Segment Open
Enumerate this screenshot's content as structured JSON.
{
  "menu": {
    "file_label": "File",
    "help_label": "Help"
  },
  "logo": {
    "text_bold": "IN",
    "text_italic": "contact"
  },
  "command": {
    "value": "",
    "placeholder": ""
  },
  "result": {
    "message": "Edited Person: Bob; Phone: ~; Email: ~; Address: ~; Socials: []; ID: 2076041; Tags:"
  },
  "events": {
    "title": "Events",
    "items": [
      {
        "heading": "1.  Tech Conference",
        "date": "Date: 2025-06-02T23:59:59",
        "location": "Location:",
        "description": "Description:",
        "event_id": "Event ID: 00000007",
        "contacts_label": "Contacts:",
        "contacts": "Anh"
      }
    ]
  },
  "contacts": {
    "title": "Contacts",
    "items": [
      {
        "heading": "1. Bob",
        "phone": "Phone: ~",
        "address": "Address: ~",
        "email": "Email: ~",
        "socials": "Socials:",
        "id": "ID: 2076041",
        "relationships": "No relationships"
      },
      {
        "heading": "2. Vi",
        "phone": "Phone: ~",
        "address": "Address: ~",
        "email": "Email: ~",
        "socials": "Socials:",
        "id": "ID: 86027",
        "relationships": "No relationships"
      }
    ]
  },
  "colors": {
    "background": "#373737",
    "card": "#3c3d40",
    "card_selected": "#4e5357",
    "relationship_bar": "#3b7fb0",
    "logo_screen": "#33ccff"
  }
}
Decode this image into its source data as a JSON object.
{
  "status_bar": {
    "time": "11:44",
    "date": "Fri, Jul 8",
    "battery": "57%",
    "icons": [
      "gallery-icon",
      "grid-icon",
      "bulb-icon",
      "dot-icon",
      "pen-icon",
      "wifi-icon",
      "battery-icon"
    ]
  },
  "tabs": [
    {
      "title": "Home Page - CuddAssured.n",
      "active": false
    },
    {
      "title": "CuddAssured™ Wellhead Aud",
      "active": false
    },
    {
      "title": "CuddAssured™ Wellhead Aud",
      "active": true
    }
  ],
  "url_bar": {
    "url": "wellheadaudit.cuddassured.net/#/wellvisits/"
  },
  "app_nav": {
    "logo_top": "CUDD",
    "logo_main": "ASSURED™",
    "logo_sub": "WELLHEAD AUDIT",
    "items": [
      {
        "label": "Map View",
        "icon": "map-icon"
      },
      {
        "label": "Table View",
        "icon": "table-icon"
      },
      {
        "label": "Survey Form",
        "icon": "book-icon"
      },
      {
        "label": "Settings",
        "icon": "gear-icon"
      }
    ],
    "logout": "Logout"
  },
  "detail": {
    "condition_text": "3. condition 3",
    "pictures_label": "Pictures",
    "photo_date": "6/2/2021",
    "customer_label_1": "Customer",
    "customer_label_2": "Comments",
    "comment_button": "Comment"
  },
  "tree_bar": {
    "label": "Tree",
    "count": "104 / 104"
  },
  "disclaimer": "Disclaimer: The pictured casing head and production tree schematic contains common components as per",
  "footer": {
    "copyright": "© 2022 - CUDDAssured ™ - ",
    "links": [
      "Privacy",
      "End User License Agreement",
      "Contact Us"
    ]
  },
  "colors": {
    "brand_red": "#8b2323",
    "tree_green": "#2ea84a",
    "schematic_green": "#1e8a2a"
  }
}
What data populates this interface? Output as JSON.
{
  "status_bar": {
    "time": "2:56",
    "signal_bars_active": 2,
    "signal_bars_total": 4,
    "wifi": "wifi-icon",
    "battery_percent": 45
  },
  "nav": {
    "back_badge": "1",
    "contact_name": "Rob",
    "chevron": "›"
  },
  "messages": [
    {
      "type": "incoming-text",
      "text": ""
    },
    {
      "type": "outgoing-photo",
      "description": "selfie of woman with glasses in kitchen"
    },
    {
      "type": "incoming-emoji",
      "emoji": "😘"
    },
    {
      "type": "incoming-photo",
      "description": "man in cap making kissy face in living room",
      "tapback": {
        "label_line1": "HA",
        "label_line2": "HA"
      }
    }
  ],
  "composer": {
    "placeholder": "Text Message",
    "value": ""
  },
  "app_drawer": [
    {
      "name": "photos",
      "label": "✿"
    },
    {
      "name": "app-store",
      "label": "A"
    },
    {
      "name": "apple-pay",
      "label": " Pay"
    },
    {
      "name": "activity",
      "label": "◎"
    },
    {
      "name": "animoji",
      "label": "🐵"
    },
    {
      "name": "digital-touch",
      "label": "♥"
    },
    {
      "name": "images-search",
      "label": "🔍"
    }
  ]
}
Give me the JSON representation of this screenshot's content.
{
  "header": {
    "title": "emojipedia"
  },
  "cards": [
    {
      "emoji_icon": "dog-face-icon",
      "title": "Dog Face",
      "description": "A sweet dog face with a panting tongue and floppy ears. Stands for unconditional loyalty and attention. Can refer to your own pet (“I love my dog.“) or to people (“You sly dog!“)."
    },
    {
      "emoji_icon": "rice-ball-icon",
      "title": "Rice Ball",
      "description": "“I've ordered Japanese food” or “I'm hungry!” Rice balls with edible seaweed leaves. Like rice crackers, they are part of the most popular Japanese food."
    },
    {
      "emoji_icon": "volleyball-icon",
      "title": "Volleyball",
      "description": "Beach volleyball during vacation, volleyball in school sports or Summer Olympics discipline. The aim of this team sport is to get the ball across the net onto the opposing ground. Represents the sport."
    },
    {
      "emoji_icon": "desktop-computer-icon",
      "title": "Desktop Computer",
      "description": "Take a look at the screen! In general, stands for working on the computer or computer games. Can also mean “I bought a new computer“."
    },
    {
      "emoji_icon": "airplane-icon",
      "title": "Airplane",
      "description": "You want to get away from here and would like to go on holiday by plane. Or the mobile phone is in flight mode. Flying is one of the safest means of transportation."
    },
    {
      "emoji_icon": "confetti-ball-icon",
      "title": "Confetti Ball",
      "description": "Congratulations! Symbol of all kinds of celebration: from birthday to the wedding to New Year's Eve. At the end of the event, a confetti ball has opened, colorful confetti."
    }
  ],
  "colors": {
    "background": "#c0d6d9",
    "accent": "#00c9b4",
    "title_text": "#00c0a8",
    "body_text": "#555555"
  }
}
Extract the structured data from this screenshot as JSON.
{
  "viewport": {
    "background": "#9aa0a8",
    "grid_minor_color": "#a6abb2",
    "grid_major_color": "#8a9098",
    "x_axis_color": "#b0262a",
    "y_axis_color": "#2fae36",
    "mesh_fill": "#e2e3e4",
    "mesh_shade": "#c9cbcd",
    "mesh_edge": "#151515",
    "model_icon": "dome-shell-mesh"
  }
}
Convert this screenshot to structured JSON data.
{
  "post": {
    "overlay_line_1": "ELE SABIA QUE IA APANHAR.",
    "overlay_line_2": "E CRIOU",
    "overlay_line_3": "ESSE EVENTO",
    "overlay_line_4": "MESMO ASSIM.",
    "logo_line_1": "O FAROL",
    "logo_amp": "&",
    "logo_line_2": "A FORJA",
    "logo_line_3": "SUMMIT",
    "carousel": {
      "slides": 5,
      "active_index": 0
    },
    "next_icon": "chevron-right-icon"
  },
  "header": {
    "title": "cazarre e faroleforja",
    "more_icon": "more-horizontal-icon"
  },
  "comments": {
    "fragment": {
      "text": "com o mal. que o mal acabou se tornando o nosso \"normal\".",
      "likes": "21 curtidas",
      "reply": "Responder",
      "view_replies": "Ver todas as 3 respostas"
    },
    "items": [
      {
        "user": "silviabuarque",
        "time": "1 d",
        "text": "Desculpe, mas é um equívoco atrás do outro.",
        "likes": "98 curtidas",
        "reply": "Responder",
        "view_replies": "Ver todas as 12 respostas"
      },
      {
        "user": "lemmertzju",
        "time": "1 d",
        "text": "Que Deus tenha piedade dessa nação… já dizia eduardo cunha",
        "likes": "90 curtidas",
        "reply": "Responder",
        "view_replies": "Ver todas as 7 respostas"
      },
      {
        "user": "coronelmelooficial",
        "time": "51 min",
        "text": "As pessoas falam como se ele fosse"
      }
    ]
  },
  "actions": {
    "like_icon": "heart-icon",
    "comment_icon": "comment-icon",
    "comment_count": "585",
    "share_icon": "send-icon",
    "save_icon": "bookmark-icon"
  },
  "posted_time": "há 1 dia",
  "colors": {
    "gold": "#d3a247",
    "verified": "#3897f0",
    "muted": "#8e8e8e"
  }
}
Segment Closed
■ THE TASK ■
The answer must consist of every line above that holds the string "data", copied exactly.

■ EXERCISE SOLUTION ■
Decode this image into its source data as a JSON object.
What data populates this interface? Output as JSON.
Extract the structured data from this screenshot as JSON.
Convert this screenshot to structured JSON data.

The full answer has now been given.